======== Records shown ========

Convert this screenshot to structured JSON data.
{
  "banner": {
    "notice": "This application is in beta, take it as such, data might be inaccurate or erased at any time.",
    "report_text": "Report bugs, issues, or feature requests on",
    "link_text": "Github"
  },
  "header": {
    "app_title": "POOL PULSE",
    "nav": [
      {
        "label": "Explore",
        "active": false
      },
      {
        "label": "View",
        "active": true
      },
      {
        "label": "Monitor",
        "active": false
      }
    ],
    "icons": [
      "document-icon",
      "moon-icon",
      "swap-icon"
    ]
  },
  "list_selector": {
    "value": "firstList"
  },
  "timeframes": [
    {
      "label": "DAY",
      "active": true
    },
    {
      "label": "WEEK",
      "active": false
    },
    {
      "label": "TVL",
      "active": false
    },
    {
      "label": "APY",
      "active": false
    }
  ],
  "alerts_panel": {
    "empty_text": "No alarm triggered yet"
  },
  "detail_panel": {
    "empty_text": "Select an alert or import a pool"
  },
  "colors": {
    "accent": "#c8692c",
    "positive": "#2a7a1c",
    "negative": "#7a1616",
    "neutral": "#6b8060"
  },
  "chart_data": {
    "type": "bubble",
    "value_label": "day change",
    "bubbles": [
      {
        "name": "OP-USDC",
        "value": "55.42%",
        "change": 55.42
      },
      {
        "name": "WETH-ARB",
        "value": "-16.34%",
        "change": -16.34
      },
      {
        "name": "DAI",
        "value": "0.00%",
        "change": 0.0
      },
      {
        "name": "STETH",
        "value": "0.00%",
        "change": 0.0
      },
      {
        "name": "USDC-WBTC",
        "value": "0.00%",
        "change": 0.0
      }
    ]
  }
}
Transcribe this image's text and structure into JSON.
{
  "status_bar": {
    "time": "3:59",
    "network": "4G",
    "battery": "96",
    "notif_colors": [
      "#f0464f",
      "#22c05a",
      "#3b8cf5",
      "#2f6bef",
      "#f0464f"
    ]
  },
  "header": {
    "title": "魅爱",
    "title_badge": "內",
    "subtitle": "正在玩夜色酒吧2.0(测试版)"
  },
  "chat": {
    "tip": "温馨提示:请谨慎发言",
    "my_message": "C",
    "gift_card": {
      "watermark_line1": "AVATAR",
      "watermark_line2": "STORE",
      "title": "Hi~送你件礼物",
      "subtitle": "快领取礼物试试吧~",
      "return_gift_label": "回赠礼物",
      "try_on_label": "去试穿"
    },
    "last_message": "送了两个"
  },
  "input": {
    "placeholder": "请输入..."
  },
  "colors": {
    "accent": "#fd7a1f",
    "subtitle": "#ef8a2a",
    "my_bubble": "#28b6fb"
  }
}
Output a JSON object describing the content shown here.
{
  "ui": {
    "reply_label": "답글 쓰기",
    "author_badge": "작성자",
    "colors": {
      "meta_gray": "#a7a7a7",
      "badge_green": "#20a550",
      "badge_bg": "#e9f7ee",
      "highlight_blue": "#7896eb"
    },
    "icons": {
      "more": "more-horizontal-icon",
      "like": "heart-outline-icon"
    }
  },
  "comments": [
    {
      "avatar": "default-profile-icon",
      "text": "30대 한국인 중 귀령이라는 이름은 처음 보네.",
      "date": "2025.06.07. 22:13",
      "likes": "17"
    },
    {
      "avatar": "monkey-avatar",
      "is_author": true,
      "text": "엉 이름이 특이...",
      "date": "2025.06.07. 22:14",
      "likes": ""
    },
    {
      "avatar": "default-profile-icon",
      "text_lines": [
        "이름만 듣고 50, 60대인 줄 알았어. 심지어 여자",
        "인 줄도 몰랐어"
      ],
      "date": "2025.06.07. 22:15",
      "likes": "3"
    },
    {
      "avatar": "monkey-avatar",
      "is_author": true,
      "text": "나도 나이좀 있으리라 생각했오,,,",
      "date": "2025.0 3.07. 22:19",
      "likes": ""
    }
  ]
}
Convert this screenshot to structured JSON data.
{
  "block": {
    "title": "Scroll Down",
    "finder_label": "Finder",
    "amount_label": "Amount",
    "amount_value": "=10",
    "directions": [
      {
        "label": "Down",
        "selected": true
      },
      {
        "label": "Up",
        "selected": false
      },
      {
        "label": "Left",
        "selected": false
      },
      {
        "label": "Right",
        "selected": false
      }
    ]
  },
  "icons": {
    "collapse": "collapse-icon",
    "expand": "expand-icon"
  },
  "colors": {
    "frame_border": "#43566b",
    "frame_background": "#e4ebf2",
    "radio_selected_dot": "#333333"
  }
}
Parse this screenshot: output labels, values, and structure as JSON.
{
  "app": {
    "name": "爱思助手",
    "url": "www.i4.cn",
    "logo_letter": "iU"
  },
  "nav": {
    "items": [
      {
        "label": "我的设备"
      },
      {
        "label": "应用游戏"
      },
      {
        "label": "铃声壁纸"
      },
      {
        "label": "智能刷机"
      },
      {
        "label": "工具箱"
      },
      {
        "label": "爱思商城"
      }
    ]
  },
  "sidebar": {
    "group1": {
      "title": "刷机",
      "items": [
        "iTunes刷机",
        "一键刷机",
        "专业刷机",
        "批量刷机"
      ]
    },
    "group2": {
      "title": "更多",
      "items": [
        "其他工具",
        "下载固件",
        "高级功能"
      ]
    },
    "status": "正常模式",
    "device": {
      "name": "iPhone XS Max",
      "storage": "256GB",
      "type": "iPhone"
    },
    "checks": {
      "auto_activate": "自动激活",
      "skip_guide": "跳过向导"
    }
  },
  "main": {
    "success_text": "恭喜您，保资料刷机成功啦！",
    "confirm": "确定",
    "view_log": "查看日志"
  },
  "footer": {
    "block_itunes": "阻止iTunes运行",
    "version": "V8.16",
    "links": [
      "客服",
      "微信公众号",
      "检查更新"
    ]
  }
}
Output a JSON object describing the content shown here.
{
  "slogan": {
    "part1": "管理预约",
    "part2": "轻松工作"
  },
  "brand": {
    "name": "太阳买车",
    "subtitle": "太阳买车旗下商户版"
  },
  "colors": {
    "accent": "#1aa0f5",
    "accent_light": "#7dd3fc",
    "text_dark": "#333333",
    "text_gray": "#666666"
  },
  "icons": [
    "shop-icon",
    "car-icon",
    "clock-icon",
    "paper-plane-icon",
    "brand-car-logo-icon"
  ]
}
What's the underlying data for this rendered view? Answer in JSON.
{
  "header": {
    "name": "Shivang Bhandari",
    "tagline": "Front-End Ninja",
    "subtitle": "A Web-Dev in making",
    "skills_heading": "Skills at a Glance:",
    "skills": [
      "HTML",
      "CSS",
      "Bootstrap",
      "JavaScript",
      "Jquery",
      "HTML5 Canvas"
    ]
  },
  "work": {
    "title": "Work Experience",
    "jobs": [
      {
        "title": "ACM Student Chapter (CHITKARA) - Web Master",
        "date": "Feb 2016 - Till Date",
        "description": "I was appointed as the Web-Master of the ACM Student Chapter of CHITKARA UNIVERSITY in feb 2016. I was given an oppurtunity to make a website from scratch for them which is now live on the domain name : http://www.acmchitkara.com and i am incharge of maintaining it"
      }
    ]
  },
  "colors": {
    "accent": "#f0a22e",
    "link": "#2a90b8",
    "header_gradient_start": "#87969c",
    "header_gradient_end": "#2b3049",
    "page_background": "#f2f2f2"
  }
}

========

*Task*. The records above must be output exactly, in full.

*Answer to the exercise*.
Convert this screenshot to structured JSON data.
{
  "banner": {
    "notice": "This application is in beta, take it as such, data might be inaccurate or erased at any time.",
    "report_text": "Report bugs, issues, or feature requests on",
    "link_text": "Github"
  },
  "header": {
    "app_title": "POOL PULSE",
    "nav": [
      {
        "label": "Explore",
        "active": false
      },
      {
        "label": "View",
        "active": true
      },
      {
        "label": "Monitor",
        "active": false
      }
    ],
    "icons": [
      "document-icon",
      "moon-icon",
      "swap-icon"
    ]
  },
  "list_selector": {
    "value": "firstList"
  },
  "timeframes": [
    {
      "label": "DAY",
      "active": true
    },
    {
      "label": "WEEK",
      "active": false
    },
    {
      "label": "TVL",
      "active": false
    },
    {
      "label": "APY",
      "active": false
    }
  ],
  "alerts_panel": {
    "empty_text": "No alarm triggered yet"
  },
  "detail_panel": {
    "empty_text": "Select an alert or import a pool"
  },
  "colors": {
    "accent": "#c8692c",
    "positive": "#2a7a1c",
    "negative": "#7a1616",
    "neutral": "#6b8060"
  },
  "chart_data": {
    "type": "bubble",
    "value_label": "day change",
    "bubbles": [
      {
        "name": "OP-USDC",
        "value": "55.42%",
        "change": 55.42
      },
      {
        "name": "WETH-ARB",
        "value": "-16.34%",
        "change": -16.34
      },
      {
        "name": "DAI",
        "value": "0.00%",
        "change": 0.0
      },
      {
        "name": "STETH",
        "value": "0.00%",
        "change": 0.0
      },
      {
        "name": "USDC-WBTC",
        "value": "0.00%",
        "change": 0.0
      }
    ]
  }
}
Transcribe this image's text and structure into JSON.
{
  "status_bar": {
    "time": "3:59",
    "network": "4G",
    "battery": "96",
    "notif_colors": [
      "#f0464f",
      "#22c05a",
      "#3b8cf5",
      "#2f6bef",
      "#f0464f"
    ]
  },
  "header": {
    "title": "魅爱",
    "title_badge": "內",
    "subtitle": "正在玩夜色酒吧2.0(测试版)"
  },
  "chat": {
    "tip": "温馨提示:请谨慎发言",
    "my_message": "C",
    "gift_card": {
      "watermark_line1": "AVATAR",
      "watermark_line2": "STORE",
      "title": "Hi~送你件礼物",
      "subtitle": "快领取礼物试试吧~",
      "return_gift_label": "回赠礼物",
      "try_on_label": "去试穿"
    },
    "last_message": "送了两个"
  },
  "input": {
    "placeholder": "请输入..."
  },
  "colors": {
    "accent": "#fd7a1f",
    "subtitle": "#ef8a2a",
    "my_bubble": "#28b6fb"
  }
}
Output a JSON object describing the content shown here.
{
  "ui": {
    "reply_label": "답글 쓰기",
    "author_badge": "작성자",
    "colors": {
      "meta_gray": "#a7a7a7",
      "badge_green": "#20a550",
      "badge_bg": "#e9f7ee",
      "highlight_blue": "#7896eb"
    },
    "icons": {
      "more": "more-horizontal-icon",
      "like": "heart-outline-icon"
    }
  },
  "comments": [
    {
      "avatar": "default-profile-icon",
      "text": "30대 한국인 중 귀령이라는 이름은 처음 보네.",
      "date": "2025.06.07. 22:13",
      "likes": "17"
    },
    {
      "avatar": "monkey-avatar",
      "is_author": true,
      "text": "엉 이름이 특이...",
      "date": "2025.06.07. 22:14",
      "likes": ""
    },
    {
      "avatar": "default-profile-icon",
      "text_lines": [
        "이름만 듣고 50, 60대인 줄 알았어. 심지어 여자",
        "인 줄도 몰랐어"
      ],
      "date": "2025.06.07. 22:15",
      "likes": "3"
    },
    {
      "avatar": "monkey-avatar",
      "is_author": true,
      "text": "나도 나이좀 있으리라 생각했오,,,",
      "date": "2025.0 3.07. 22:19",
      "likes": ""
    }
  ]
}
Convert this screenshot to structured JSON data.
{
  "block": {
    "title": "Scroll Down",
    "finder_label": "Finder",
    "amount_label": "Amount",
    "amount_value": "=10",
    "directions": [
      {
        "label": "Down",
        "selected": true
      },
      {
        "label": "Up",
        "selected": false
      },
      {
        "label": "Left",
        "selected": false
      },
      {
        "label": "Right",
        "selected": false
      }
    ]
  },
  "icons": {
    "collapse": "collapse-icon",
    "expand": "expand-icon"
  },
  "colors": {
    "frame_border": "#43566b",
    "frame_background": "#e4ebf2",
    "radio_selected_dot": "#333333"
  }
}
Parse this screenshot: output labels, values, and structure as JSON.
{
  "app": {
    "name": "爱思助手",
    "url": "www.i4.cn",
    "logo_letter": "iU"
  },
  "nav": {
    "items": [
      {
        "label": "我的设备"
      },
      {
        "label": "应用游戏"
      },
      {
        "label": "铃声壁纸"
      },
      {
        "label": "智能刷机"
      },
      {
        "label": "工具箱"
      },
      {
        "label": "爱思商城"
      }
    ]
  },
  "sidebar": {
    "group1": {
      "title": "刷机",
      "items": [
        "iTunes刷机",
        "一键刷机",
        "专业刷机",
        "批量刷机"
      ]
    },
    "group2": {
      "title": "更多",
      "items": [
        "其他工具",
        "下载固件",
        "高级功能"
      ]
    },
    "status": "正常模式",
    "device": {
      "name": "iPhone XS Max",
      "storage": "256GB",
      "type": "iPhone"
    },
    "checks": {
      "auto_activate": "自动激活",
      "skip_guide": "跳过向导"
    }
  },
  "main": {
    "success_text": "恭喜您，保资料刷机成功啦！",
    "confirm": "确定",
    "view_log": "查看日志"
  },
  "footer": {
    "block_itunes": "阻止iTunes运行",
    "version": "V8.16",
    "links": [
      "客服",
      "微信公众号",
      "检查更新"
    ]
  }
}
Output a JSON object describing the content shown here.
{
  "slogan": {
    "part1": "管理预约",
    "part2": "轻松工作"
  },
  "brand": {
    "name": "太阳买车",
    "subtitle": "太阳买车旗下商户版"
  },
  "colors": {
    "accent": "#1aa0f5",
    "accent_light": "#7dd3fc",
    "text_dark": "#333333",
    "text_gray": "#666666"
  },
  "icons": [
    "shop-icon",
    "car-icon",
    "clock-icon",
    "paper-plane-icon",
    "brand-car-logo-icon"
  ]
}
What's the underlying data for this rendered view? Answer in JSON.
{
  "header": {
    "name": "Shivang Bhandari",
    "tagline": "Front-End Ninja",
    "subtitle": "A Web-Dev in making",
    "skills_heading": "Skills at a Glance:",
    "skills": [
      "HTML",
      "CSS",
      "Bootstrap",
      "JavaScript",
      "Jquery",
      "HTML5 Canvas"
    ]
  },
  "work": {
    "title": "Work Experience",
    "jobs": [
      {
        "title": "ACM Student Chapter (CHITKARA) - Web Master",
        "date": "Feb 2016 - Till Date",
        "description": "I was appointed as the Web-Master of the ACM Student Chapter of CHITKARA UNIVERSITY in feb 2016. I was given an oppurtunity to make a website from scratch for them which is now live on the domain name : http://www.acmchitkara.com and i am incharge of maintaining it"
      }
    ]
  },
  "colors": {
    "accent": "#f0a22e",
    "link": "#2a90b8",
    "header_gradient_start": "#87969c",
    "header_gradient_end": "#2b3049",
    "page_background": "#f2f2f2"
  }
}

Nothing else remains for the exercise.